For Americans (and possibly for British visitors as well), one really has to readjust one’s concept of time when it comes to socializing. Last night we were invited to a family home for cocktails. We arrived at 6:30 pm and stayed until 10 pm. Andre, our host, had spent the entire afternoon preparing the appetizers: puff pastry filled with goat cheese, melon nectar with mint from the garden, mini quiche lorraine, salmon mousse. There were just four of us.
If you’re invited to a family’s home, plan on spending some time. Leave your watch at your hotel. Likewise, if you invite French friends to your apartment, there’s never need to feel rushed, particularly in bringing out the main course for a meal. The most difficult part of any visit is how to say ‘goodbye’ which is why no one ever says ‘goodbye’ in France, but only, ‘until we meet again’ or ‘au revoir’.
Originally, we had met Andre in a snowstorm. He helped us move the car out of a snow drift. That’s how the friendship began. In fact, many of our friendships in France have begun as sheer accidental encounters. Another friend I met while jogging.

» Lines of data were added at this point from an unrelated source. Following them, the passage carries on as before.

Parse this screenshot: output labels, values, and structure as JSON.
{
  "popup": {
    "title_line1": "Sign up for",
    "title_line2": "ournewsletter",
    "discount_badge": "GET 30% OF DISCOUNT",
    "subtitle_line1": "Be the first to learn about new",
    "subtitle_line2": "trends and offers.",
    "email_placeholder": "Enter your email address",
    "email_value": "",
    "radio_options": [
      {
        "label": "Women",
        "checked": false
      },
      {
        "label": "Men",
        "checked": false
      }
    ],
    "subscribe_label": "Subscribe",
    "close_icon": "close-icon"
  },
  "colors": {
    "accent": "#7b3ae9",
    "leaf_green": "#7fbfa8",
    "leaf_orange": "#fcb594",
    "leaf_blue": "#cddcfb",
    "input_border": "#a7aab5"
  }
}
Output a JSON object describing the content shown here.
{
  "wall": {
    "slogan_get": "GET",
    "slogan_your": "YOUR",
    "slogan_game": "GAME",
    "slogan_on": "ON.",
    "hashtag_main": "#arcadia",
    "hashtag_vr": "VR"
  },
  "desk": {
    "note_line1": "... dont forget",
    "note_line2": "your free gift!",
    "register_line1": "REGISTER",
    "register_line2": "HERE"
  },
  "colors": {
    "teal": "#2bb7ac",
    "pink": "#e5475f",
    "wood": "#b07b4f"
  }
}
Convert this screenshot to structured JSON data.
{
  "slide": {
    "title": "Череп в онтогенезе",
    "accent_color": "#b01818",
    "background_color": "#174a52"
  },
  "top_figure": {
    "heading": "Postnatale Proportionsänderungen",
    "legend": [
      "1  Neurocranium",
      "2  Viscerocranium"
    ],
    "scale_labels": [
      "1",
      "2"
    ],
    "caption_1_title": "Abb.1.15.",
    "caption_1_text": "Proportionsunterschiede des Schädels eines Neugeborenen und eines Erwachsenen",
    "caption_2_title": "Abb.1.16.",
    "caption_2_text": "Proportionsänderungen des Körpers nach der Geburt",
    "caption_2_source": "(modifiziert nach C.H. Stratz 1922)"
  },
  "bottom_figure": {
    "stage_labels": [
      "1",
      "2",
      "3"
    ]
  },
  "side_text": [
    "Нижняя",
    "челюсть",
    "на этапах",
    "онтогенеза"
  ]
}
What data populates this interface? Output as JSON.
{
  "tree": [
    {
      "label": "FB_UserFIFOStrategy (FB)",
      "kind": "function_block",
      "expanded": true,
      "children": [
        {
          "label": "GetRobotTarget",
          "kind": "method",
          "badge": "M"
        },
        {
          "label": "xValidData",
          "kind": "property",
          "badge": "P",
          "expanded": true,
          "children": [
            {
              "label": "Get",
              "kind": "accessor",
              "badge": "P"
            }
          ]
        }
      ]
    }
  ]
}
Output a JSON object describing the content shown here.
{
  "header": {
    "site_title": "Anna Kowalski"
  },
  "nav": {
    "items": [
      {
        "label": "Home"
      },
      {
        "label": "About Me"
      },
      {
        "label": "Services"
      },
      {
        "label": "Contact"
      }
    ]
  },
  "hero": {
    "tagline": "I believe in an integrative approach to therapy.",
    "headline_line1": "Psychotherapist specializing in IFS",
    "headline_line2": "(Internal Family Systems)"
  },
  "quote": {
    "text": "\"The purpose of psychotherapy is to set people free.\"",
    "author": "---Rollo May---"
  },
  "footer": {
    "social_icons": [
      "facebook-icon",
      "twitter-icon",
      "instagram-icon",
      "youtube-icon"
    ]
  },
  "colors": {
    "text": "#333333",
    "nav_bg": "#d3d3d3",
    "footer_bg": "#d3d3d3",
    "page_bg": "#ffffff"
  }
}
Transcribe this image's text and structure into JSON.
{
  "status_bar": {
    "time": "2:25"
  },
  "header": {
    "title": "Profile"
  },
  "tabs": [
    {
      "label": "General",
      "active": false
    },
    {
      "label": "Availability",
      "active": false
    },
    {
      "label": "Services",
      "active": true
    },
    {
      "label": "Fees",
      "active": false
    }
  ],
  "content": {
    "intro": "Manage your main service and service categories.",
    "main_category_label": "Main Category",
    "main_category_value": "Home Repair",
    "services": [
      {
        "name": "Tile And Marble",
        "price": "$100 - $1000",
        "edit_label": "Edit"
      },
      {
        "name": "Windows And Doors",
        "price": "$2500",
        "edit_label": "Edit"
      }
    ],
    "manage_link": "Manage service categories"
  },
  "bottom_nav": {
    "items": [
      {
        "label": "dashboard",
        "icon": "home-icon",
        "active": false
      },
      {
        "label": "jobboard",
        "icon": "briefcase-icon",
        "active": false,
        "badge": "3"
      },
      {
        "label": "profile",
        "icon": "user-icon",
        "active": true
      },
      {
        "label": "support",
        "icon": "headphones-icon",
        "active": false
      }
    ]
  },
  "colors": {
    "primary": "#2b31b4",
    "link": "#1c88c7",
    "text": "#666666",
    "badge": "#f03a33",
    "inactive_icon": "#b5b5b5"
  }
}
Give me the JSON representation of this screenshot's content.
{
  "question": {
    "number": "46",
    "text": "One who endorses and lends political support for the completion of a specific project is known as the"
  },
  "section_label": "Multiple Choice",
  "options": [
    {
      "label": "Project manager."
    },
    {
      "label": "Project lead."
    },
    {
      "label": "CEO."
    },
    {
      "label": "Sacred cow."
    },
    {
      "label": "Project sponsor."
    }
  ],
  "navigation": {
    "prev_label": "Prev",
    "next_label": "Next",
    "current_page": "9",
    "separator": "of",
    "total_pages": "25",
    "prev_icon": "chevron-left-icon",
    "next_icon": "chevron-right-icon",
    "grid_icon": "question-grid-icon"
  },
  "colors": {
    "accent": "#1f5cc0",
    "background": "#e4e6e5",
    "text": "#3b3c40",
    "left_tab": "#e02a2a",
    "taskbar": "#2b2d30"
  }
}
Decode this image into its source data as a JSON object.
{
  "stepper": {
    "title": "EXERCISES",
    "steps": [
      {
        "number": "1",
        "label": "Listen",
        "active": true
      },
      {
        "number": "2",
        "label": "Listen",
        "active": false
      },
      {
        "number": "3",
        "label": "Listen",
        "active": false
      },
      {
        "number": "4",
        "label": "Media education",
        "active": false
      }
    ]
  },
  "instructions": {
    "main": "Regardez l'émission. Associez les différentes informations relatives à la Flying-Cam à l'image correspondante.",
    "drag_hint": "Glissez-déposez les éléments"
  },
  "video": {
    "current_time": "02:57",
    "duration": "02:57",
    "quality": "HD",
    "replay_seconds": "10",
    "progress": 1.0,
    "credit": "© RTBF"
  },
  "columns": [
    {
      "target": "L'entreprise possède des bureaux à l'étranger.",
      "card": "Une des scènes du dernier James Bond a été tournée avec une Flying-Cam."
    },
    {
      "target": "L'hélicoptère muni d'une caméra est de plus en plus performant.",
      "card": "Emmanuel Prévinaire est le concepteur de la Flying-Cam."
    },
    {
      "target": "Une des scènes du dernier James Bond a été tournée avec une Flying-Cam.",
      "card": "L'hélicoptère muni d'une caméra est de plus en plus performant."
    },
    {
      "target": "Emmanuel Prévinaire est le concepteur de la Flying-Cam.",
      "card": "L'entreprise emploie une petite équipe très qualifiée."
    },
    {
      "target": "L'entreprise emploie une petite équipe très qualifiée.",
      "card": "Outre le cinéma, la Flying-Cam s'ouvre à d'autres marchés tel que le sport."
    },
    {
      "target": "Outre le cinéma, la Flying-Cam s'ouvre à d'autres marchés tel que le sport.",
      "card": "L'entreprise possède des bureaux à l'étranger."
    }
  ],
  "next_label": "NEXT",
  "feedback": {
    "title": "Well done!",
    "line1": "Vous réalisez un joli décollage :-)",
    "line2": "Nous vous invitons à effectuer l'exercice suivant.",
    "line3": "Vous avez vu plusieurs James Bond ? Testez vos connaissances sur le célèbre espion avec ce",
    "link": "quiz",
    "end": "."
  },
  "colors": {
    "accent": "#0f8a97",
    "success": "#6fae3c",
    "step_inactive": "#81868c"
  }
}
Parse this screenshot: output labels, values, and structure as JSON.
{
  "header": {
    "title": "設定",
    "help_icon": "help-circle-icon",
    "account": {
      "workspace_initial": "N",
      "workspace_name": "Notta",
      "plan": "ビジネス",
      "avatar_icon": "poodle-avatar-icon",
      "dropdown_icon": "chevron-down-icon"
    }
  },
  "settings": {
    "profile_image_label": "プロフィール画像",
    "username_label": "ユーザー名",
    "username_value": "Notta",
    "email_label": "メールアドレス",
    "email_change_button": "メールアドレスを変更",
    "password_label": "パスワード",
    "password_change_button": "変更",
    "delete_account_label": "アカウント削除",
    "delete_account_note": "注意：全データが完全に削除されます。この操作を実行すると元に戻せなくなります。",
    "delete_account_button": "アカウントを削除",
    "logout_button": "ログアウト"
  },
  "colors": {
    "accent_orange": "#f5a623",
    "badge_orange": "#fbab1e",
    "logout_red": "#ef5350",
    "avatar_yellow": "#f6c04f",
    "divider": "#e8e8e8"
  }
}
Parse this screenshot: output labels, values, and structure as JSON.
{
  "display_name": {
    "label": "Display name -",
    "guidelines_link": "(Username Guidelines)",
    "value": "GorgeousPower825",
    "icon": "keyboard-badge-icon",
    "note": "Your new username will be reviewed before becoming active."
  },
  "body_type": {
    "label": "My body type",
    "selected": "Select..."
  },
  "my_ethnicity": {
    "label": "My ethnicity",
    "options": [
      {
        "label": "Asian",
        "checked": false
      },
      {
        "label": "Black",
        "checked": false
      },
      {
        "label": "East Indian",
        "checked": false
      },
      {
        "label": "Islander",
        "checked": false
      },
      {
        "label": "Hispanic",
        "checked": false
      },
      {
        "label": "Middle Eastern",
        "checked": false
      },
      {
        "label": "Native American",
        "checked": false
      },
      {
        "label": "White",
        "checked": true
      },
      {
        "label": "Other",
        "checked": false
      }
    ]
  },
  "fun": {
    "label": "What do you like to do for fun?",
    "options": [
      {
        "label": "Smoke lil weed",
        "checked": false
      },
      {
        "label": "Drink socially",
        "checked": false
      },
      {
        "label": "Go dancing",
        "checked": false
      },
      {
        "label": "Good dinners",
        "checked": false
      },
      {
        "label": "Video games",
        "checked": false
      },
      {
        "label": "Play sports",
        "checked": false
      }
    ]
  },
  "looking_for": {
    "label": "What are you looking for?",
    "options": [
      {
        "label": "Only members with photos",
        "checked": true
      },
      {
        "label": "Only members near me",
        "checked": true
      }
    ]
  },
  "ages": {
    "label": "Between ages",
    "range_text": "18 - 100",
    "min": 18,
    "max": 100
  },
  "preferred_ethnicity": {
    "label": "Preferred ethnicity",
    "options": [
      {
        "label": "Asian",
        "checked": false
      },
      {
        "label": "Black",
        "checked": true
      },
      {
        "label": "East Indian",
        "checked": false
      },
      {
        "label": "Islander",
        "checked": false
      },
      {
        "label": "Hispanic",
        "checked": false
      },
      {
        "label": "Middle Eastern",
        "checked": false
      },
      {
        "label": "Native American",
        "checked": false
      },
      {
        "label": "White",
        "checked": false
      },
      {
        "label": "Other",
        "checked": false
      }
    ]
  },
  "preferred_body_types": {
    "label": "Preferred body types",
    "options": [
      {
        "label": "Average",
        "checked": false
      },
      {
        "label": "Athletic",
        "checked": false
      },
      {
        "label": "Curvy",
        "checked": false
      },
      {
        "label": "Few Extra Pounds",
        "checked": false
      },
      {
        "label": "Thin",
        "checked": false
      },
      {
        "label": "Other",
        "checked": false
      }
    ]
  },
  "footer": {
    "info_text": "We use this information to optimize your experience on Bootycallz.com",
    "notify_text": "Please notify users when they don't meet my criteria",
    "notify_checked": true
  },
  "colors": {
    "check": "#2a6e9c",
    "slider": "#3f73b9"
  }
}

If you’re thinking about finding a good souvenir of France, consider the idea of making a friend and you may discover that friend to be a treasure more valuable than gold.